[Extracted data entries]
──────────
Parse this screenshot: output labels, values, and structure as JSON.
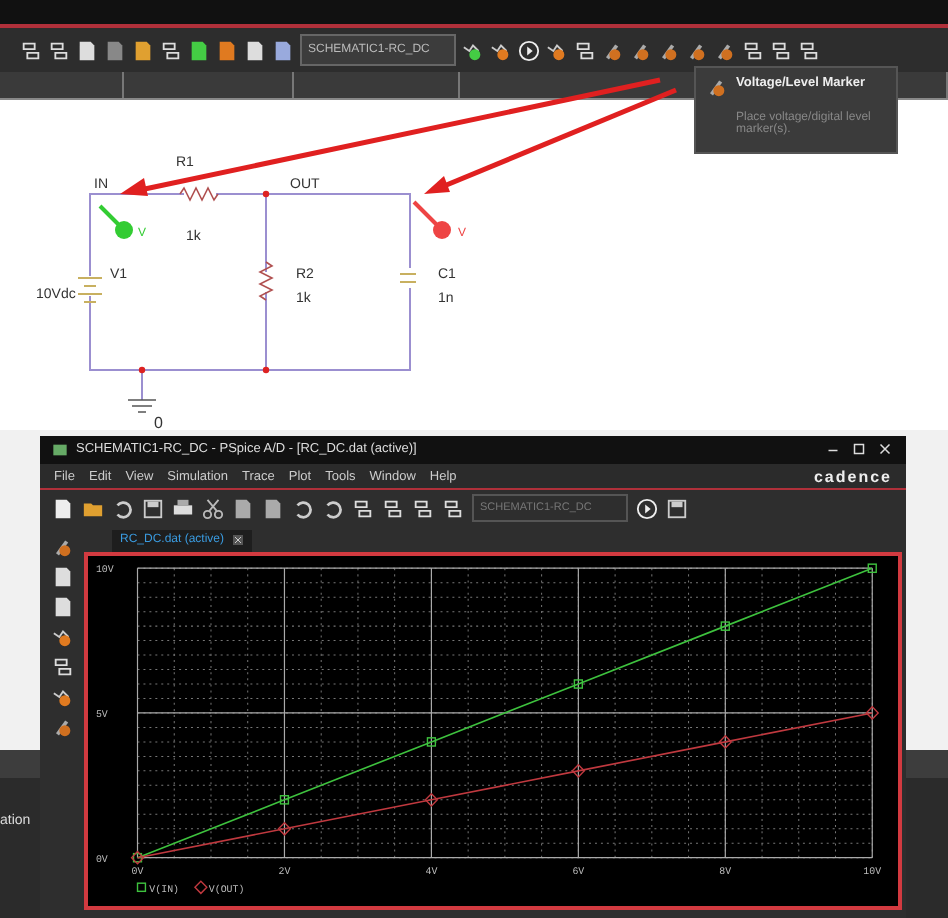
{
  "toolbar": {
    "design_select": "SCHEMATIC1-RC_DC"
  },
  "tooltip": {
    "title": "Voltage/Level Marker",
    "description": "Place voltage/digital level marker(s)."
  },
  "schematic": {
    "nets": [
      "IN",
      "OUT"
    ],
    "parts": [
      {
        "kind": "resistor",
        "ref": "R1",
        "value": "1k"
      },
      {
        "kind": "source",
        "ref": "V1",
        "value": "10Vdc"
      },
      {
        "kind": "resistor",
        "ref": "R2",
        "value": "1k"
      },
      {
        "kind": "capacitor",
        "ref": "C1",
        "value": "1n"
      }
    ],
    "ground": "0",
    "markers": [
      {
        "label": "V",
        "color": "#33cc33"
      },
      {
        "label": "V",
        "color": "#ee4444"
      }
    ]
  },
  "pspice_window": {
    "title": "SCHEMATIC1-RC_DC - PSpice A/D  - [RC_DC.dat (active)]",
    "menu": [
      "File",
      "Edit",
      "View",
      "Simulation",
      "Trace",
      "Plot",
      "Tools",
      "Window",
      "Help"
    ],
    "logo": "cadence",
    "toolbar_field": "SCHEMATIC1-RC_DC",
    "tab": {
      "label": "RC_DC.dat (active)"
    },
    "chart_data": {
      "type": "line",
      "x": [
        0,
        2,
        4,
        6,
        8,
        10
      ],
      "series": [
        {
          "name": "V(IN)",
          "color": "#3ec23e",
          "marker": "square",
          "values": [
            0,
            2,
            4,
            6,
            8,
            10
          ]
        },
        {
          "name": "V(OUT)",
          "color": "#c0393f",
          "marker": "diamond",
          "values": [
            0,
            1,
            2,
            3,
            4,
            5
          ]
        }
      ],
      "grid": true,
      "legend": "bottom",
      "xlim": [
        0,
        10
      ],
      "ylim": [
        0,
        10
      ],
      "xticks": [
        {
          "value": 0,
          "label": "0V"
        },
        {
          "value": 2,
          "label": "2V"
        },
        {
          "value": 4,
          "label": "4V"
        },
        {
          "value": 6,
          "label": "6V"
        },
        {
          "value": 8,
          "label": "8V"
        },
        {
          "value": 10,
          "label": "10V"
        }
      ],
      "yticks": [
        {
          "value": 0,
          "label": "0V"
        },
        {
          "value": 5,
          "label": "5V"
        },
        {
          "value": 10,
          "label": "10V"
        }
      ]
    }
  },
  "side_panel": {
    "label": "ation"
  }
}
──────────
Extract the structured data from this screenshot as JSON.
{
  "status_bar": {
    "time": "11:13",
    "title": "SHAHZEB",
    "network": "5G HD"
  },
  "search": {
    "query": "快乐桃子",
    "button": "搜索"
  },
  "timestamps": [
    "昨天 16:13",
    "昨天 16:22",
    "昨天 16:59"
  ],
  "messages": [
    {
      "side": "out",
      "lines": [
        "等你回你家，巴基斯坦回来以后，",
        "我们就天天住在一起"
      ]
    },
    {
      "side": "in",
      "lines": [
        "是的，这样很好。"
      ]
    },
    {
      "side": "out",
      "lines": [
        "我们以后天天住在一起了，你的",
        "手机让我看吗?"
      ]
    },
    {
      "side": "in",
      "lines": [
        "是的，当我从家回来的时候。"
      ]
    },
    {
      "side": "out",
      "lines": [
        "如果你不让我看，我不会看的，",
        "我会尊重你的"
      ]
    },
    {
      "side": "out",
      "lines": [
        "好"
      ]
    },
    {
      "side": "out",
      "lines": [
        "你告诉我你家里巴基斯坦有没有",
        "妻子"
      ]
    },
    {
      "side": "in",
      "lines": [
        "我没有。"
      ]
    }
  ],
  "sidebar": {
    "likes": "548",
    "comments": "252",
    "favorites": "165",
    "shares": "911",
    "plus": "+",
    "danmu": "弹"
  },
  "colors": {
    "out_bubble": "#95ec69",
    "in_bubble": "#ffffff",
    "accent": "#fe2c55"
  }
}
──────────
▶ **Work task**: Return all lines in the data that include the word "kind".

▶ **Exercise response**:
        "kind": "resistor",
        "kind": "source",
        "kind": "resistor",
        "kind": "capacitor",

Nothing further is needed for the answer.